---- Exercise input

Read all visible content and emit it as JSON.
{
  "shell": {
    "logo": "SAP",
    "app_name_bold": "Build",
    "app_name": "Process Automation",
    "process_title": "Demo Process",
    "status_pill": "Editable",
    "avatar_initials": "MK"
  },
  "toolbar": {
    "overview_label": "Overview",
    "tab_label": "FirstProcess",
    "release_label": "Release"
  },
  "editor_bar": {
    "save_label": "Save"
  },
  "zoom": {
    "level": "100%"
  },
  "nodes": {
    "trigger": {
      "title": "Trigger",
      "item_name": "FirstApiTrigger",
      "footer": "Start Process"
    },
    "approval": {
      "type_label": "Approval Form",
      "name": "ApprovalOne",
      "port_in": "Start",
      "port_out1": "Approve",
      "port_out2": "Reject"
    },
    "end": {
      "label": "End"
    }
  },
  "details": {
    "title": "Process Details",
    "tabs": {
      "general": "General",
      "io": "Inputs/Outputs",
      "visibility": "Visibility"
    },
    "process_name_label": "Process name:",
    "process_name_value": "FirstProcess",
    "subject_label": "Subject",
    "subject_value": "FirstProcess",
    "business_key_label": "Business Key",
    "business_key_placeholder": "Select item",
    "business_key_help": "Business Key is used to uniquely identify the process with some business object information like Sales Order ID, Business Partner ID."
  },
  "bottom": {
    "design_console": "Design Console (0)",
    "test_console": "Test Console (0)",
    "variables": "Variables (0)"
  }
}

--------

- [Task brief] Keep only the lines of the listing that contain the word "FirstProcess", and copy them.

- [Written answer]
    "tab_label": "FirstProcess",
    "process_name_value": "FirstProcess",
    "subject_value": "FirstProcess",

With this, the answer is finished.